- _WHAT THE TASK ASKS_
How many lines in these records hold the string "icon"? State only that number.

- _DATA EXTRACTS_
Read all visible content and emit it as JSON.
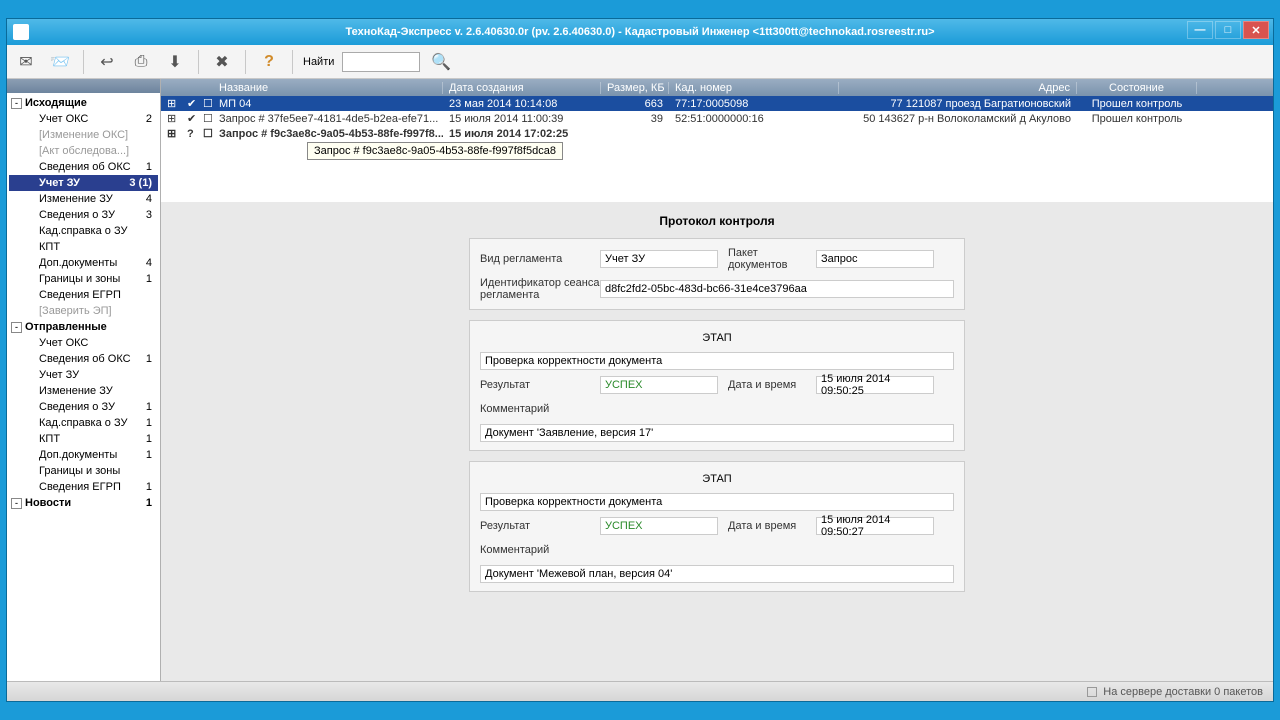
{
  "title": "ТехноКад-Экспресс v. 2.6.40630.0r (pv. 2.6.40630.0) - Кадастровый Инженер <1tt300tt@technokad.rosreestr.ru>",
  "toolbar": {
    "find": "Найти"
  },
  "sidebar": {
    "items": [
      {
        "label": "Исходящие",
        "bold": true,
        "lvl": 0,
        "tog": "-"
      },
      {
        "label": "Учет ОКС",
        "cnt": "2",
        "lvl": 1
      },
      {
        "label": "[Изменение ОКС]",
        "dim": true,
        "lvl": 1
      },
      {
        "label": "[Акт обследова...]",
        "dim": true,
        "lvl": 1
      },
      {
        "label": "Сведения об ОКС",
        "cnt": "1",
        "lvl": 1
      },
      {
        "label": "Учет ЗУ",
        "cnt": "3 (1)",
        "lvl": 1,
        "sel": true,
        "bold": true
      },
      {
        "label": "Изменение ЗУ",
        "cnt": "4",
        "lvl": 1
      },
      {
        "label": "Сведения о ЗУ",
        "cnt": "3",
        "lvl": 1
      },
      {
        "label": "Кад.справка о ЗУ",
        "lvl": 1
      },
      {
        "label": "КПТ",
        "lvl": 1
      },
      {
        "label": "Доп.документы",
        "cnt": "4",
        "lvl": 1
      },
      {
        "label": "Границы и зоны",
        "cnt": "1",
        "lvl": 1
      },
      {
        "label": "Сведения ЕГРП",
        "lvl": 1
      },
      {
        "label": "[Заверить ЭП]",
        "dim": true,
        "lvl": 1
      },
      {
        "label": "Отправленные",
        "bold": true,
        "lvl": 0,
        "tog": "-"
      },
      {
        "label": "Учет ОКС",
        "lvl": 1
      },
      {
        "label": "Сведения об ОКС",
        "cnt": "1",
        "lvl": 1
      },
      {
        "label": "Учет ЗУ",
        "lvl": 1
      },
      {
        "label": "Изменение ЗУ",
        "lvl": 1
      },
      {
        "label": "Сведения о ЗУ",
        "cnt": "1",
        "lvl": 1
      },
      {
        "label": "Кад.справка о ЗУ",
        "cnt": "1",
        "lvl": 1
      },
      {
        "label": "КПТ",
        "cnt": "1",
        "lvl": 1
      },
      {
        "label": "Доп.документы",
        "cnt": "1",
        "lvl": 1
      },
      {
        "label": "Границы и зоны",
        "lvl": 1
      },
      {
        "label": "Сведения ЕГРП",
        "cnt": "1",
        "lvl": 1
      },
      {
        "label": "Новости",
        "cnt": "1",
        "bold": true,
        "lvl": 0,
        "tog": "-"
      }
    ]
  },
  "columns": [
    "Название",
    "Дата создания",
    "Размер, КБ",
    "Кад. номер",
    "Адрес",
    "Состояние"
  ],
  "rows": [
    {
      "st": "✔",
      "name": "МП 04",
      "date": "23 мая 2014 10:14:08",
      "size": "663",
      "num": "77:17:0005098",
      "addr": "77 121087 проезд Багратионовский",
      "state": "Прошел контроль",
      "sel": true
    },
    {
      "st": "✔",
      "name": "Запрос # 37fe5ee7-4181-4de5-b2ea-efe71...",
      "date": "15 июля 2014 11:00:39",
      "size": "39",
      "num": "52:51:0000000:16",
      "addr": "50 143627 р-н Волоколамский д Акулово",
      "state": "Прошел контроль"
    },
    {
      "st": "?",
      "name": "Запрос # f9c3ae8c-9a05-4b53-88fe-f997f8...",
      "date": "15 июля 2014 17:02:25",
      "size": "",
      "num": "",
      "addr": "",
      "state": "",
      "b": true
    }
  ],
  "tooltip": "Запрос # f9c3ae8c-9a05-4b53-88fe-f997f8f5dca8",
  "protocol": {
    "title": "Протокол контроля",
    "regType": {
      "label": "Вид регламента",
      "value": "Учет ЗУ"
    },
    "pack": {
      "label": "Пакет документов",
      "value": "Запрос"
    },
    "sess": {
      "label": "Идентификатор сеанса регламента",
      "value": "d8fc2fd2-05bc-483d-bc66-31e4ce3796aa"
    },
    "stageLabel": "ЭТАП",
    "stages": [
      {
        "check": "Проверка корректности документа",
        "resLabel": "Результат",
        "res": "УСПЕХ",
        "dtLabel": "Дата и время",
        "dt": "15 июля 2014 09:50:25",
        "comLabel": "Комментарий",
        "com": "Документ 'Заявление, версия 17'"
      },
      {
        "check": "Проверка корректности документа",
        "resLabel": "Результат",
        "res": "УСПЕХ",
        "dtLabel": "Дата и время",
        "dt": "15 июля 2014 09:50:27",
        "comLabel": "Комментарий",
        "com": "Документ 'Межевой план, версия 04'"
      }
    ]
  },
  "status": "На сервере доставки 0 пакетов"
}
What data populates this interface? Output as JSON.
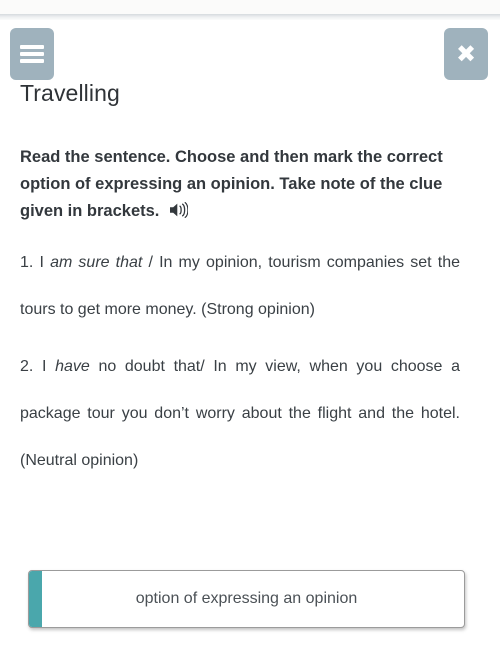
{
  "window": {
    "top_strip_color": "#fbfbfa"
  },
  "header": {
    "menu_button": {
      "name": "menu",
      "icon": "hamburger-icon",
      "bg_color": "#9fb2bd"
    },
    "close_button": {
      "name": "close",
      "icon": "close-icon",
      "label": "✖",
      "bg_color": "#9fb2bd"
    }
  },
  "page": {
    "title": "Travelling"
  },
  "instruction": {
    "text": "Read the sentence. Choose and then mark the correct option of expressing an opinion. Take note of the clue given in brackets.",
    "audio_icon": "speaker-icon"
  },
  "questions": [
    {
      "number": "1.",
      "parts": [
        {
          "text": "I ",
          "style": "normal"
        },
        {
          "text": "am sure that",
          "style": "italic"
        },
        {
          "text": " / In my opinion, tourism companies set the tours to get more money. (Strong opinion)",
          "style": "normal"
        }
      ],
      "plain": "1. I am sure that / In my opinion, tourism companies set the tours to get more money. (Strong opinion)"
    },
    {
      "number": "2.",
      "parts": [
        {
          "text": "I ",
          "style": "normal"
        },
        {
          "text": "have",
          "style": "italic"
        },
        {
          "text": " no doubt that/ In my view, when you choose a package tour you don’t worry about the flight and the hotel. (Neutral opinion)",
          "style": "normal"
        }
      ],
      "plain": "2. I have no doubt that/ In my view, when you choose a package tour you don’t worry about the flight and the hotel. (Neutral opinion)"
    }
  ],
  "options": [
    {
      "label": "option of expressing an opinion",
      "accent_color": "#4aa7ac",
      "selected": false
    }
  ]
}
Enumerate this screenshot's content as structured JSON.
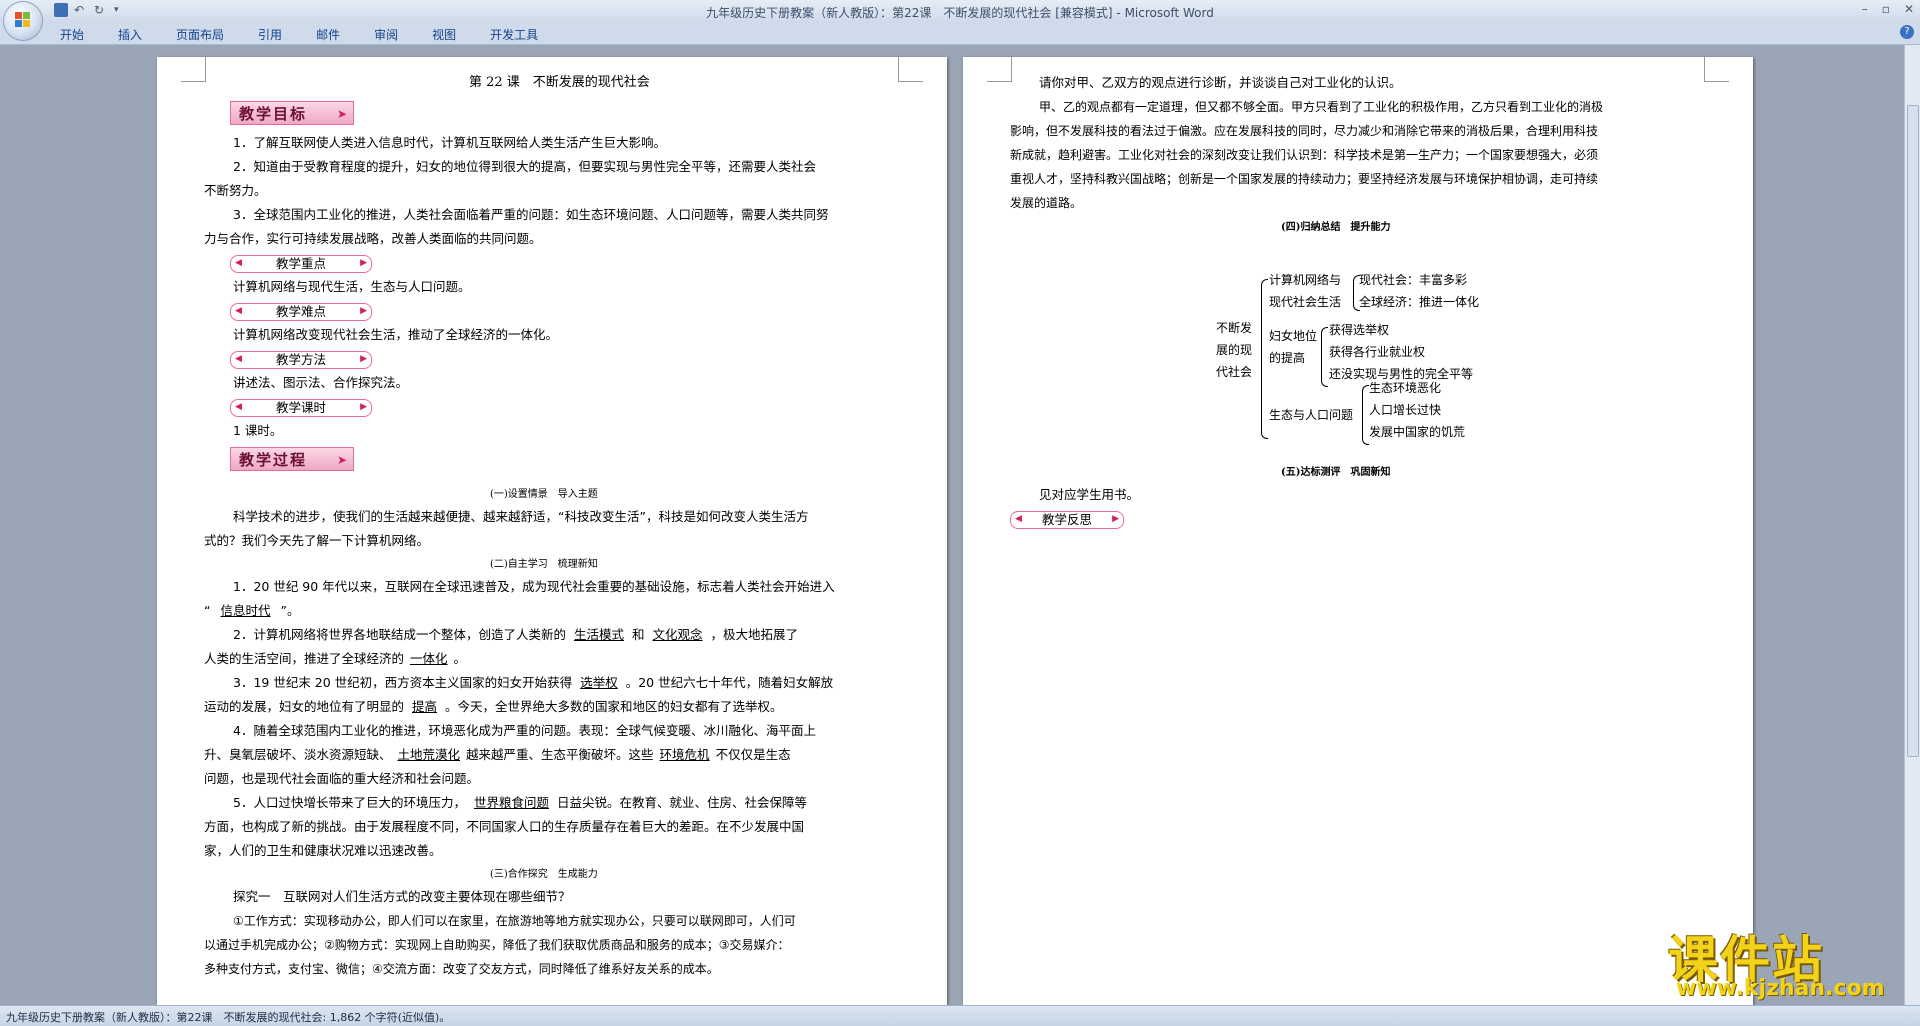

- _TASK RESULT_
3